The Role of miRNAs in Neuronal Cell Survival and Function

Paul Greengard, Laboratory of Molecular and Cellular Neuroscience, The Rockefeller University

Understanding of the molecular mechanisms of drug addiction is essential for the development of novel approaches for the treatment of this debilitating disease. Recent findings showed that development of addictive behavior in mice is associated with stable changes in gene and protein expression. We found that establishment of cocaine addiction in mice is associated with expression changes of numerous miRNAs in the striatum, a brain area responsible for drug addiction. Given the potent role of miRNAs in regulation of protein expression, we hypothesize that cocaine-regulated miRNAs contribute to the establishment of the protein expression network that supports addiction.
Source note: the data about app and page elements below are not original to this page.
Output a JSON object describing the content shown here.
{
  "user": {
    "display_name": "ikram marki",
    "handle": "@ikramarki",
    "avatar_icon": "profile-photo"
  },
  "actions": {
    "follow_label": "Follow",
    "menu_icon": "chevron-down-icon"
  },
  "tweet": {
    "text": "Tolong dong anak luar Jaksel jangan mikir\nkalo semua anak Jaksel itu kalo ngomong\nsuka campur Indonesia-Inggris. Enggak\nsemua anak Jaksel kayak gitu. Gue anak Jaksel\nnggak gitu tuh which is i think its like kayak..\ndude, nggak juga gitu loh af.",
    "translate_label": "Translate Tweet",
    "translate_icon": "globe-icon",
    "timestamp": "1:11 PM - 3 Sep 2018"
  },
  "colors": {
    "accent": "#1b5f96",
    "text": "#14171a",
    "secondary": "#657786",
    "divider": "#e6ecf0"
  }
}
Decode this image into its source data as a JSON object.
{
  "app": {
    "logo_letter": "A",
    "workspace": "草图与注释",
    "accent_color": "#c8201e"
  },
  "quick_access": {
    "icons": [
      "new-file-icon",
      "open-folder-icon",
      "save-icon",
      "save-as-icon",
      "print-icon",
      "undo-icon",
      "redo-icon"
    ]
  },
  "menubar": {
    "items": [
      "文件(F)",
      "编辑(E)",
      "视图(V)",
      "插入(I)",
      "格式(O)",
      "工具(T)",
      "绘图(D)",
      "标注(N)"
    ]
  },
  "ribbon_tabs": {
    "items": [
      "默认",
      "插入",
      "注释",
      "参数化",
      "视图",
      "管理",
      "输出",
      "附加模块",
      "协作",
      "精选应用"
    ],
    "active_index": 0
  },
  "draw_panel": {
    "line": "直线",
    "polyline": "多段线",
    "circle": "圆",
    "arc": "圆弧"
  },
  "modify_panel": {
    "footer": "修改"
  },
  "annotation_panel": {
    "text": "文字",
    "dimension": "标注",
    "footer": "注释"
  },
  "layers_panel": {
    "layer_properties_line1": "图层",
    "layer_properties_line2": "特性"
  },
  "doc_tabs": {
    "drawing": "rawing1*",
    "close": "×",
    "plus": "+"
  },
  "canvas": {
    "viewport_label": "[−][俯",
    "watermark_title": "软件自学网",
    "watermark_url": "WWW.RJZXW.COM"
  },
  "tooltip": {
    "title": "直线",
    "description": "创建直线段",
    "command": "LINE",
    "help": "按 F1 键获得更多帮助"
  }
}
To evaluate the contribution of cocaine induced miRNAs to the development and maintenance of cocaine addiction we propose to address the impact of striatum specific alteration of individual miRNAs on addiction. We will test whether correction of miRNA levels affected by chronic cocaine treatment affects the development of addictive behavior in vivo. Additionally, we will attempt to identify the striatal targets of individual miRNAs using a proteomic approach. Inactivation of miRNA that are induced by cocaine treatment will be achieved by injection of the RNA based cell-permeable specific miRNA inhibitors into the striatum. In turn, striatum specific normalization of miRNA that are suppressed by cocaine will be achieved by using miRNA expressing adeno-associated virus (AAV). Identification of specific miRNAs and their targets that play a role in the development and maintenance of cocaine addiction may help to reveal the molecular networks controlling dopamine signaling in health and disease. Furthermore, targeting of the addiction-associated miRNAs by synthetic miRNA antagonists may lead to development of novel and highly specific approaches for treatment of addiction.